» **Provided data**:
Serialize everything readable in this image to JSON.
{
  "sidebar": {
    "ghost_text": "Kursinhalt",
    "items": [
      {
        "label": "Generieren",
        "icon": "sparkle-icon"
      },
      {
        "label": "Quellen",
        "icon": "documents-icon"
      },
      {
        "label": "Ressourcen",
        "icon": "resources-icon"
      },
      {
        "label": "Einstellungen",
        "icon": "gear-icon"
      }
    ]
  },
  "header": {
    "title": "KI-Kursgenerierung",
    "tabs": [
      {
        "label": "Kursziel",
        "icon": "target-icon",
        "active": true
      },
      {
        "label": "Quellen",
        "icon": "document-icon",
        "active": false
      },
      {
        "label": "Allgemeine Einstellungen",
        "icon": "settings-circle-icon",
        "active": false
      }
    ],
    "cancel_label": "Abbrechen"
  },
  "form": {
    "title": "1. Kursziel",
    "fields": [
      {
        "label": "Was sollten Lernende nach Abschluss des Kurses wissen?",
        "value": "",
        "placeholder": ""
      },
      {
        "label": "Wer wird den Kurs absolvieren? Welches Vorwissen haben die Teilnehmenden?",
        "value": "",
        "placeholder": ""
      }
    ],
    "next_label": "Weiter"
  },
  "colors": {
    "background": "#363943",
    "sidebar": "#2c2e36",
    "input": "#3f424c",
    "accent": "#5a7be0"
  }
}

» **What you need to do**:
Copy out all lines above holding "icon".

» **Answer for the task**:
        "icon": "sparkle-icon"
        "icon": "documents-icon"
        "icon": "resources-icon"
        "icon": "gear-icon"
        "icon": "target-icon",
        "icon": "document-icon",
        "icon": "settings-circle-icon",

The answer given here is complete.